▶ [EXERCISE] Scan the records for the word "heading". Copy each line that includes it.

*** Block opens ***

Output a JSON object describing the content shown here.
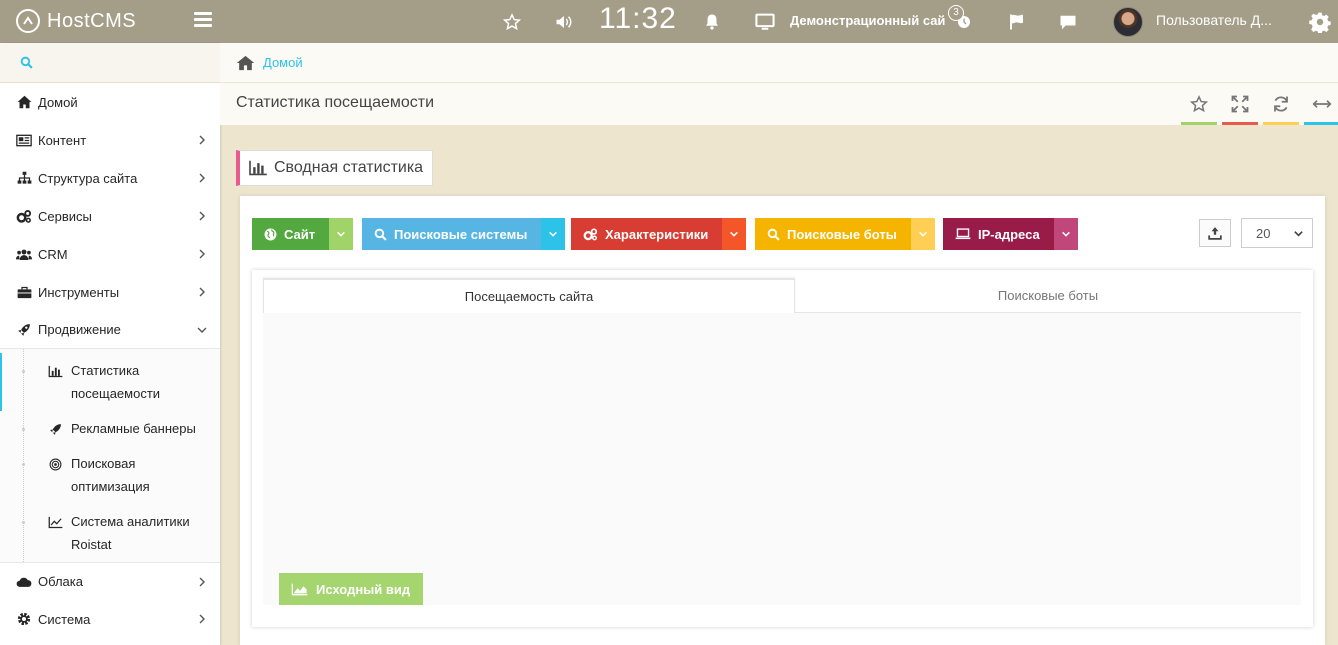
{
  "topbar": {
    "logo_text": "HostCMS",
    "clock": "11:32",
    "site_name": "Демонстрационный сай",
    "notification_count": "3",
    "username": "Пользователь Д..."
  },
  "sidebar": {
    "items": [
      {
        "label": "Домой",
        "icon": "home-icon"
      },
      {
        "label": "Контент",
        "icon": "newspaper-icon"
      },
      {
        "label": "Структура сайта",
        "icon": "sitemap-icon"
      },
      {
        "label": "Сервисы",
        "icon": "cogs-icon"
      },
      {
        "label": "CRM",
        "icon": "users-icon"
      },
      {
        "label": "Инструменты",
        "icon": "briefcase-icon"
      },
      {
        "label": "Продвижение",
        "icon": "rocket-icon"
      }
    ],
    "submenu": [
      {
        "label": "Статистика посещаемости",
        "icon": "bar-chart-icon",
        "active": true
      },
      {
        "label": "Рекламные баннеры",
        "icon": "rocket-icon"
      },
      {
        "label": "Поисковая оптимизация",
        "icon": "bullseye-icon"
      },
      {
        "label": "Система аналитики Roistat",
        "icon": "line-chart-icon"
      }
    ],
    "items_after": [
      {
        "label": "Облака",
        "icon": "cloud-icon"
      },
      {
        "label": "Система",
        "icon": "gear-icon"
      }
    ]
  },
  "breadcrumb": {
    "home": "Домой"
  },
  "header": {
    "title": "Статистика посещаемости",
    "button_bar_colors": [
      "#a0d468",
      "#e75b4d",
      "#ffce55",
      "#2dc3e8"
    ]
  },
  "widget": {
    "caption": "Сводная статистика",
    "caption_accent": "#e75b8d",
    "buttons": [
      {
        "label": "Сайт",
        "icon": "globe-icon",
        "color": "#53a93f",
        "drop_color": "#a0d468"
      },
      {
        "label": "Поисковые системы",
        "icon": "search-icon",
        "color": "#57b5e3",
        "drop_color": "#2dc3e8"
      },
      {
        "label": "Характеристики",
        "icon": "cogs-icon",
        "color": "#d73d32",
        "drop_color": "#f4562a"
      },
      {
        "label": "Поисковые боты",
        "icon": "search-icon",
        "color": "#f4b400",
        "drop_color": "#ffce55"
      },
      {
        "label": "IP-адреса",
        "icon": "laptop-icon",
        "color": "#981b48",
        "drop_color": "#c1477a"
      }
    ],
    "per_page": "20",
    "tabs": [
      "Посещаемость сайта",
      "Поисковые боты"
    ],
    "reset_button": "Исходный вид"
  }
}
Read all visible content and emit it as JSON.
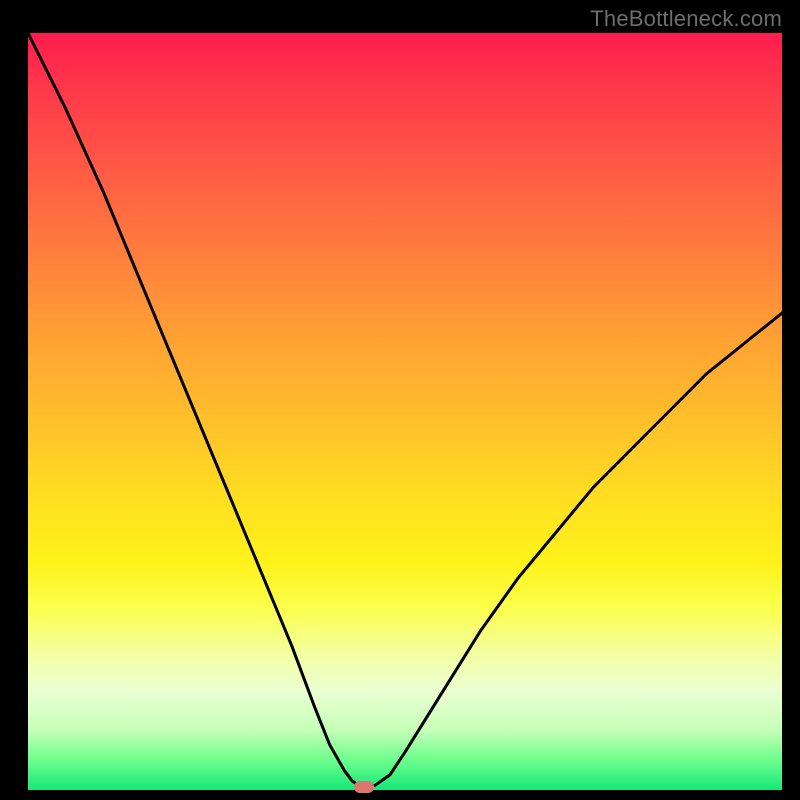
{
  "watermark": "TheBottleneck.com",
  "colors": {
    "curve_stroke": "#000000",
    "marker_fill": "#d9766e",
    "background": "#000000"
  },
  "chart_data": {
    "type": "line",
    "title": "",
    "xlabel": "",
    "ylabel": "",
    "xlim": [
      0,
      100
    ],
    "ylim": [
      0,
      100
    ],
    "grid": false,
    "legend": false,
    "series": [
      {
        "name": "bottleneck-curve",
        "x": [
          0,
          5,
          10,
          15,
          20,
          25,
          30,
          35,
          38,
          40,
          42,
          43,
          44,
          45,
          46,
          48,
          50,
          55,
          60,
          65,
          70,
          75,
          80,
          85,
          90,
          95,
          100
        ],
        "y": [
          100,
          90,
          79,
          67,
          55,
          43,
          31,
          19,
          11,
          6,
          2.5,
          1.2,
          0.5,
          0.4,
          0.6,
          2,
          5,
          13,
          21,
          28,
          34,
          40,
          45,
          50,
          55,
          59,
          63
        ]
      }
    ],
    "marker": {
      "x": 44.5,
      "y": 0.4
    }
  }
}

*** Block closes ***
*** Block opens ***

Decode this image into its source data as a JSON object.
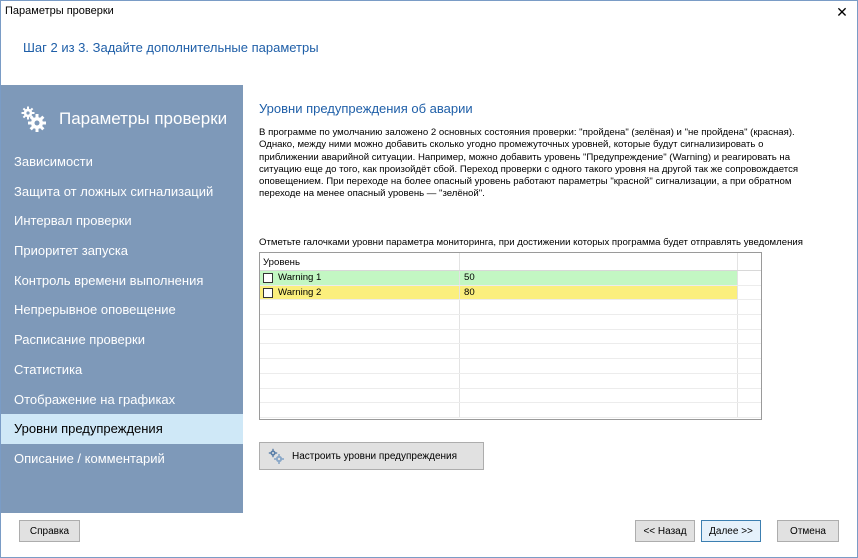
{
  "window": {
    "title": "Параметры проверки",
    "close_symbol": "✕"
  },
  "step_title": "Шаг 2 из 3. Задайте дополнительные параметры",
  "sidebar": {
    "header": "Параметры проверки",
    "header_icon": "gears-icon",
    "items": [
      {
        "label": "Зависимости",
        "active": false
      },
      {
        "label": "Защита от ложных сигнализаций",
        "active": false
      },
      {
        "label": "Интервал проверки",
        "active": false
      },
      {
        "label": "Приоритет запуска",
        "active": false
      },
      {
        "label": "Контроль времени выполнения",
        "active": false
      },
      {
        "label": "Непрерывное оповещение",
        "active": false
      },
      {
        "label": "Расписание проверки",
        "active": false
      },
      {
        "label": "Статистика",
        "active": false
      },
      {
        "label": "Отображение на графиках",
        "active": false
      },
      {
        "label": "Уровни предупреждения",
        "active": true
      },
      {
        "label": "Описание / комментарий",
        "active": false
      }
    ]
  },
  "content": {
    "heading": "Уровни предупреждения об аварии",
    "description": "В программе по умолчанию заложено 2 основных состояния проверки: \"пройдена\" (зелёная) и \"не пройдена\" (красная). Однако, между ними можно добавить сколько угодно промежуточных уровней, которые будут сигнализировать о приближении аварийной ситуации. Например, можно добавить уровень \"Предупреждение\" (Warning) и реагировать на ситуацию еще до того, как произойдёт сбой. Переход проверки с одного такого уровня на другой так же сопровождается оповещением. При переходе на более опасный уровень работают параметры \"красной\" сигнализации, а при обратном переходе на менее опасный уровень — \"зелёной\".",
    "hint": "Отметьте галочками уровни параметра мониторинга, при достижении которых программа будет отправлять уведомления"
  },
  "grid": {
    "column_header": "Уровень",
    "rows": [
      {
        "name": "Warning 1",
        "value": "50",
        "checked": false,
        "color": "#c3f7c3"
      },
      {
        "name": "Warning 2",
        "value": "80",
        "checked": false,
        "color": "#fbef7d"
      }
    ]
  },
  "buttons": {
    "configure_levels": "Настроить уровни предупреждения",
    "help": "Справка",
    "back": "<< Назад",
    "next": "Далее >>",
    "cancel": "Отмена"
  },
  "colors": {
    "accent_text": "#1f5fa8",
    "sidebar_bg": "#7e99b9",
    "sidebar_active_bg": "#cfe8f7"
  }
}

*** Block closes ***
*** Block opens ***

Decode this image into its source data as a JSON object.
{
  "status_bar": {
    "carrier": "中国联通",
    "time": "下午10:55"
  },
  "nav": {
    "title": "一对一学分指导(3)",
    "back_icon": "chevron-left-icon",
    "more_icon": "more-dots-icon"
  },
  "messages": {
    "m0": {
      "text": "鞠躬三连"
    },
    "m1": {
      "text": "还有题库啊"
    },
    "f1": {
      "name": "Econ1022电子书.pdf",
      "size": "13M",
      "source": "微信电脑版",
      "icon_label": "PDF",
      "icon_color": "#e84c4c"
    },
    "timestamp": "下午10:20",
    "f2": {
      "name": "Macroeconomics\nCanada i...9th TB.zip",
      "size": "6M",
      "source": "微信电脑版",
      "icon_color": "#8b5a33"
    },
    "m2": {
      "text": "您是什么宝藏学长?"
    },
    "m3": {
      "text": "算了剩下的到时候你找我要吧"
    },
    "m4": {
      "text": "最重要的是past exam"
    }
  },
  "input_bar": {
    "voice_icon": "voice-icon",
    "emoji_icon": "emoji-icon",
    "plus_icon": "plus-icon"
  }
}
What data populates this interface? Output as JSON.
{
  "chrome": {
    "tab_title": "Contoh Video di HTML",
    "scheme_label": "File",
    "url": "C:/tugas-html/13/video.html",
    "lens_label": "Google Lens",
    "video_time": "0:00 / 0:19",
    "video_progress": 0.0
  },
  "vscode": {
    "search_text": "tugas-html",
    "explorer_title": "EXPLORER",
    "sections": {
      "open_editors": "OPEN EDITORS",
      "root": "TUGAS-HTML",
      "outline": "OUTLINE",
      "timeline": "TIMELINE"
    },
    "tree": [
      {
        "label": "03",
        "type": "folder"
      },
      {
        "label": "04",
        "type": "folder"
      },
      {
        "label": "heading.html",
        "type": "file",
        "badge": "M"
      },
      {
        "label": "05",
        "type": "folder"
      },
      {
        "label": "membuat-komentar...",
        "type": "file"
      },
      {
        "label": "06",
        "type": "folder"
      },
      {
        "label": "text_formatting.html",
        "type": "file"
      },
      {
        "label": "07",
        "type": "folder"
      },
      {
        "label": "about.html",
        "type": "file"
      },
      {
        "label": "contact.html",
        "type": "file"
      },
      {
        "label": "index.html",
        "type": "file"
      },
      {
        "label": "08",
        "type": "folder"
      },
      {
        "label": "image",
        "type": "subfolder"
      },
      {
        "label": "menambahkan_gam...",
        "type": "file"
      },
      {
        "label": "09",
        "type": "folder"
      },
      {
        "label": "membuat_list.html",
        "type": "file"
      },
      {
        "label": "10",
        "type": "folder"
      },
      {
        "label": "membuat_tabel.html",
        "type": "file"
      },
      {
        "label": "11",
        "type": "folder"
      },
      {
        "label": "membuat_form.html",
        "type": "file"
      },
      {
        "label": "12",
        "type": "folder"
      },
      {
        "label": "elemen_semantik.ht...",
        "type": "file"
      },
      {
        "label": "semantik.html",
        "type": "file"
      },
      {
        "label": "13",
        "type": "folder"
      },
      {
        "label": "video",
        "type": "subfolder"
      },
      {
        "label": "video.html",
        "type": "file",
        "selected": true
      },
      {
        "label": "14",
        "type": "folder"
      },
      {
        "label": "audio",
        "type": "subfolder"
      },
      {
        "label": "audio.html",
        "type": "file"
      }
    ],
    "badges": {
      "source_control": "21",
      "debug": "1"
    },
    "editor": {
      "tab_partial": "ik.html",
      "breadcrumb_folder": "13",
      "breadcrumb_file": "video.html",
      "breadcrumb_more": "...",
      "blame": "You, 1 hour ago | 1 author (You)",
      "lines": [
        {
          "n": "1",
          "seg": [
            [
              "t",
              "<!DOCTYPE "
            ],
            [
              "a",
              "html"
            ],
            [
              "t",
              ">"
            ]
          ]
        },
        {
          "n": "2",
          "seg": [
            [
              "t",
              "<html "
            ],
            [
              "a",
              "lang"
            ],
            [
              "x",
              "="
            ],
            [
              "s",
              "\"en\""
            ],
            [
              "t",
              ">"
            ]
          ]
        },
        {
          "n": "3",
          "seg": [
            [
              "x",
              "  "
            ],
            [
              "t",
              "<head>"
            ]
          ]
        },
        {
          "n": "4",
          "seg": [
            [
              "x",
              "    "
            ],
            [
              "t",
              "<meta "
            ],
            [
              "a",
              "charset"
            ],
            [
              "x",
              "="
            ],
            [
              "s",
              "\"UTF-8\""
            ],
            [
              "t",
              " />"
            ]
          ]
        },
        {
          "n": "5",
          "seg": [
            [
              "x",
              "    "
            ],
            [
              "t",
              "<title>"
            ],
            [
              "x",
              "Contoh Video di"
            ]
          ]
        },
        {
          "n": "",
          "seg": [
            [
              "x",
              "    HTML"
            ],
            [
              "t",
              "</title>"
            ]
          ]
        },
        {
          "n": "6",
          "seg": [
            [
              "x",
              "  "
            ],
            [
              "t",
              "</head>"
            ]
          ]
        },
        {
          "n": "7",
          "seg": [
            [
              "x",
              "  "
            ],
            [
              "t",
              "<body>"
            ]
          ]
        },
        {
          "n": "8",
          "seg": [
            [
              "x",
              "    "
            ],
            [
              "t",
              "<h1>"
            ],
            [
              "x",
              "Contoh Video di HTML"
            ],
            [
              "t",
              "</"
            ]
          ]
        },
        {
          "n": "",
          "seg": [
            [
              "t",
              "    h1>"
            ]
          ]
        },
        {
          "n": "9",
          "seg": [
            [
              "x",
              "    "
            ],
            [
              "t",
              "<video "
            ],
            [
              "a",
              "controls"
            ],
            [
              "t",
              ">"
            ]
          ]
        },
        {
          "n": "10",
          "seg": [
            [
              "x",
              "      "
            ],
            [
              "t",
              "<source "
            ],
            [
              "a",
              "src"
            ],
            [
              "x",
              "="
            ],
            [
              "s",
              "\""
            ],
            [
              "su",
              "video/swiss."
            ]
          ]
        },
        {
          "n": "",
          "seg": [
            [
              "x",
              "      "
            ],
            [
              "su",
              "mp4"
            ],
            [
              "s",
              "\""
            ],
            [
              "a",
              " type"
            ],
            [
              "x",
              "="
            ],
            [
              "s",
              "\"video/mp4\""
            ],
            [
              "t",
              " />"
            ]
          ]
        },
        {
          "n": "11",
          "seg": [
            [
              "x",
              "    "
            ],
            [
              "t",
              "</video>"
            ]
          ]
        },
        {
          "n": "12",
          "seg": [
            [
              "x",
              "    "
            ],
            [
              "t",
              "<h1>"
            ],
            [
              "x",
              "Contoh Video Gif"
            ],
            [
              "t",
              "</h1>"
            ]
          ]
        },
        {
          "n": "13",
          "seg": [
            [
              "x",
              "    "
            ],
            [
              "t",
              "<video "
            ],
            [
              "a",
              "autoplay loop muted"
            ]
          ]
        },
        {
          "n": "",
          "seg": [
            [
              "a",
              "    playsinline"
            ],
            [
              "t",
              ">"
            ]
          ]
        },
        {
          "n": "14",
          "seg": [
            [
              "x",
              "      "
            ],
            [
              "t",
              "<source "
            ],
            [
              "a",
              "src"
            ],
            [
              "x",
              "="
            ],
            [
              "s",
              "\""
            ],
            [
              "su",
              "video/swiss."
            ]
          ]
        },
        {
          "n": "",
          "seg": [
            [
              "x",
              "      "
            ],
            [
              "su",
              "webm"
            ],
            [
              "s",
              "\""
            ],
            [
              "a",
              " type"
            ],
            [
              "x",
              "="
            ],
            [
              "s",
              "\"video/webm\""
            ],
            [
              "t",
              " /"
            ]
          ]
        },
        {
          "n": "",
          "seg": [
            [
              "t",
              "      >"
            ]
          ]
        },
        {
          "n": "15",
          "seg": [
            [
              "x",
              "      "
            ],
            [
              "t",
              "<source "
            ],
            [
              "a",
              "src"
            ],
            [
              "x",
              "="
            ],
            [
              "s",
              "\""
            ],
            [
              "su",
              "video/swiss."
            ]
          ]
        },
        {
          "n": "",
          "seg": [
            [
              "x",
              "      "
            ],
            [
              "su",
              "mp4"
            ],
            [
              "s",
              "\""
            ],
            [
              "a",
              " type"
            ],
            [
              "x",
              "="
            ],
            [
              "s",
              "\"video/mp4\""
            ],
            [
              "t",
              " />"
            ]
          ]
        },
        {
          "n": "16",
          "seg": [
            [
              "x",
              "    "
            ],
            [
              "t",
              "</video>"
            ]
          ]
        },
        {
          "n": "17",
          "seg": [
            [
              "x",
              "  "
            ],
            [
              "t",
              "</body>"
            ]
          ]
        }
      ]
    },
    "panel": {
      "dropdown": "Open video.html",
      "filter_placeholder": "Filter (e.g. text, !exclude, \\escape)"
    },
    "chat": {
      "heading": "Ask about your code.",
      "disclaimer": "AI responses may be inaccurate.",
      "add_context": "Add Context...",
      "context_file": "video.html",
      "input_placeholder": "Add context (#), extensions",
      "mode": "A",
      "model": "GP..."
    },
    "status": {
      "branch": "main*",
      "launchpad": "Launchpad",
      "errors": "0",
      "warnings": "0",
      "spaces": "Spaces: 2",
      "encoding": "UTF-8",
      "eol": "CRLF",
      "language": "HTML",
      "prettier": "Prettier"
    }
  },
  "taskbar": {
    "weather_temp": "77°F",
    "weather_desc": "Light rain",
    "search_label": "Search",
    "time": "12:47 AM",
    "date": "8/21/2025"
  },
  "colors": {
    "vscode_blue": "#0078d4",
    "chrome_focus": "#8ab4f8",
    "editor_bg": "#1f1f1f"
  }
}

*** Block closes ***

▶ [ANSWER TO THE EXERCISE]
    "heading": "Уровни предупреждения об аварии",
        "label": "heading.html",
      "heading": "Ask about your code.",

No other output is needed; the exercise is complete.